[[ Supplied data open ]]

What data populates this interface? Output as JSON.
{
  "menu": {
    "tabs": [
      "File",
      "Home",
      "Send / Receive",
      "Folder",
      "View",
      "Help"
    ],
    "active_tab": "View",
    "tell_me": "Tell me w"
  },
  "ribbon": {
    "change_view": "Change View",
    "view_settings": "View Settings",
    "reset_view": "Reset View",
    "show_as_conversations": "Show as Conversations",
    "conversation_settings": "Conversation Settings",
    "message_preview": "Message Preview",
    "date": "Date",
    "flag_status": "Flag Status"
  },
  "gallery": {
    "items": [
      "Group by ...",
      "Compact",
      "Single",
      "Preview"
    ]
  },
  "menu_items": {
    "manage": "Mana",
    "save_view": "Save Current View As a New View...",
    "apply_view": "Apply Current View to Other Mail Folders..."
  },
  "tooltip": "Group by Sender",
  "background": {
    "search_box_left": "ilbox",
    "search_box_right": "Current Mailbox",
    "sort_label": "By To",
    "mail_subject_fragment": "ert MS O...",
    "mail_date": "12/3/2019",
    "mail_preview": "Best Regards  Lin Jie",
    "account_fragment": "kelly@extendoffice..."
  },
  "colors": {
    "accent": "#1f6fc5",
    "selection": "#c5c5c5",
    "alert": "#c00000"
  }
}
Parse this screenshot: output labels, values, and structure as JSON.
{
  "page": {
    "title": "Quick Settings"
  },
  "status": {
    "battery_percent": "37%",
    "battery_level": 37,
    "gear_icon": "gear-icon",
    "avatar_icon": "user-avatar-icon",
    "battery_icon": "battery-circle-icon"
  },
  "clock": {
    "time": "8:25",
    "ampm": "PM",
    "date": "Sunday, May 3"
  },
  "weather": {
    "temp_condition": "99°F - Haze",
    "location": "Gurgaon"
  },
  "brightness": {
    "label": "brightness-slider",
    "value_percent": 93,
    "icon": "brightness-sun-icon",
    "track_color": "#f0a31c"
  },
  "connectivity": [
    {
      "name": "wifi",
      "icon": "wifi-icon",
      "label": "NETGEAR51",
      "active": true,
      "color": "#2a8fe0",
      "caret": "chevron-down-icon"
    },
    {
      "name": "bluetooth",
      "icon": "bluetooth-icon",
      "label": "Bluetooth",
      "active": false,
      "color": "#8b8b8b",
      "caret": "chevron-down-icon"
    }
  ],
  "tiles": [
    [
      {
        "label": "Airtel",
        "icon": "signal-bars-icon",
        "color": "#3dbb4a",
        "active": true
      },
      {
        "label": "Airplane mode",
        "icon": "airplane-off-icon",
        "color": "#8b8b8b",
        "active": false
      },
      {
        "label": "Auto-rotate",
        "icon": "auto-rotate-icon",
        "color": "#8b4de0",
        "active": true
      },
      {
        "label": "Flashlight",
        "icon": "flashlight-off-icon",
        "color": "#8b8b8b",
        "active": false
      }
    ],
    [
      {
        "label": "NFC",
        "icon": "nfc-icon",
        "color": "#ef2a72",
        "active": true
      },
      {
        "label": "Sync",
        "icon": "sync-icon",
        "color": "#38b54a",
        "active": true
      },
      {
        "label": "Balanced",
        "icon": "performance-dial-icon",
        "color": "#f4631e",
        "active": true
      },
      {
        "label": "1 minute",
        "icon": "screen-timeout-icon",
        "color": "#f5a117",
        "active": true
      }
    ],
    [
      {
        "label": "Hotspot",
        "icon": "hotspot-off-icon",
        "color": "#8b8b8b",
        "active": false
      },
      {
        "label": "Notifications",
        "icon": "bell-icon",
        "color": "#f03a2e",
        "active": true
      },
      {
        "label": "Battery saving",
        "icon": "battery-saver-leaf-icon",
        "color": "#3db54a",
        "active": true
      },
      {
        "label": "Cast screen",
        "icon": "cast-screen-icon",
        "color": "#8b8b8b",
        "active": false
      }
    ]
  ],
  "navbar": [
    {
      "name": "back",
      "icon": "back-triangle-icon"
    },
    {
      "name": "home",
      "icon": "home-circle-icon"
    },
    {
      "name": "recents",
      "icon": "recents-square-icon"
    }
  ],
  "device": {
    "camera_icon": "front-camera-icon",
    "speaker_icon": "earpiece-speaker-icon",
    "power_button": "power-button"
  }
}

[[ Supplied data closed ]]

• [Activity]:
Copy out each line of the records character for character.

• [Task output]:
What data populates this interface? Output as JSON.
{
  "menu": {
    "tabs": [
      "File",
      "Home",
      "Send / Receive",
      "Folder",
      "View",
      "Help"
    ],
    "active_tab": "View",
    "tell_me": "Tell me w"
  },
  "ribbon": {
    "change_view": "Change View",
    "view_settings": "View Settings",
    "reset_view": "Reset View",
    "show_as_conversations": "Show as Conversations",
    "conversation_settings": "Conversation Settings",
    "message_preview": "Message Preview",
    "date": "Date",
    "flag_status": "Flag Status"
  },
  "gallery": {
    "items": [
      "Group by ...",
      "Compact",
      "Single",
      "Preview"
    ]
  },
  "menu_items": {
    "manage": "Mana",
    "save_view": "Save Current View As a New View...",
    "apply_view": "Apply Current View to Other Mail Folders..."
  },
  "tooltip": "Group by Sender",
  "background": {
    "search_box_left": "ilbox",
    "search_box_right": "Current Mailbox",
    "sort_label": "By To",
    "mail_subject_fragment": "ert MS O...",
    "mail_date": "12/3/2019",
    "mail_preview": "Best Regards  Lin Jie",
    "account_fragment": "kelly@extendoffice..."
  },
  "colors": {
    "accent": "#1f6fc5",
    "selection": "#c5c5c5",
    "alert": "#c00000"
  }
}
Parse this screenshot: output labels, values, and structure as JSON.
{
  "page": {
    "title": "Quick Settings"
  },
  "status": {
    "battery_percent": "37%",
    "battery_level": 37,
    "gear_icon": "gear-icon",
    "avatar_icon": "user-avatar-icon",
    "battery_icon": "battery-circle-icon"
  },
  "clock": {
    "time": "8:25",
    "ampm": "PM",
    "date": "Sunday, May 3"
  },
  "weather": {
    "temp_condition": "99°F - Haze",
    "location": "Gurgaon"
  },
  "brightness": {
    "label": "brightness-slider",
    "value_percent": 93,
    "icon": "brightness-sun-icon",
    "track_color": "#f0a31c"
  },
  "connectivity": [
    {
      "name": "wifi",
      "icon": "wifi-icon",
      "label": "NETGEAR51",
      "active": true,
      "color": "#2a8fe0",
      "caret": "chevron-down-icon"
    },
    {
      "name": "bluetooth",
      "icon": "bluetooth-icon",
      "label": "Bluetooth",
      "active": false,
      "color": "#8b8b8b",
      "caret": "chevron-down-icon"
    }
  ],
  "tiles": [
    [
      {
        "label": "Airtel",
        "icon": "signal-bars-icon",
        "color": "#3dbb4a",
        "active": true
      },
      {
        "label": "Airplane mode",
        "icon": "airplane-off-icon",
        "color": "#8b8b8b",
        "active": false
      },
      {
        "label": "Auto-rotate",
        "icon": "auto-rotate-icon",
        "color": "#8b4de0",
        "active": true
      },
      {
        "label": "Flashlight",
        "icon": "flashlight-off-icon",
        "color": "#8b8b8b",
        "active": false
      }
    ],
    [
      {
        "label": "NFC",
        "icon": "nfc-icon",
        "color": "#ef2a72",
        "active": true
      },
      {
        "label": "Sync",
        "icon": "sync-icon",
        "color": "#38b54a",
        "active": true
      },
      {
        "label": "Balanced",
        "icon": "performance-dial-icon",
        "color": "#f4631e",
        "active": true
      },
      {
        "label": "1 minute",
        "icon": "screen-timeout-icon",
        "color": "#f5a117",
        "active": true
      }
    ],
    [
      {
        "label": "Hotspot",
        "icon": "hotspot-off-icon",
        "color": "#8b8b8b",
        "active": false
      },
      {
        "label": "Notifications",
        "icon": "bell-icon",
        "color": "#f03a2e",
        "active": true
      },
      {
        "label": "Battery saving",
        "icon": "battery-saver-leaf-icon",
        "color": "#3db54a",
        "active": true
      },
      {
        "label": "Cast screen",
        "icon": "cast-screen-icon",
        "color": "#8b8b8b",
        "active": false
      }
    ]
  ],
  "navbar": [
    {
      "name": "back",
      "icon": "back-triangle-icon"
    },
    {
      "name": "home",
      "icon": "home-circle-icon"
    },
    {
      "name": "recents",
      "icon": "recents-square-icon"
    }
  ],
  "device": {
    "camera_icon": "front-camera-icon",
    "speaker_icon": "earpiece-speaker-icon",
    "power_button": "power-button"
  }
}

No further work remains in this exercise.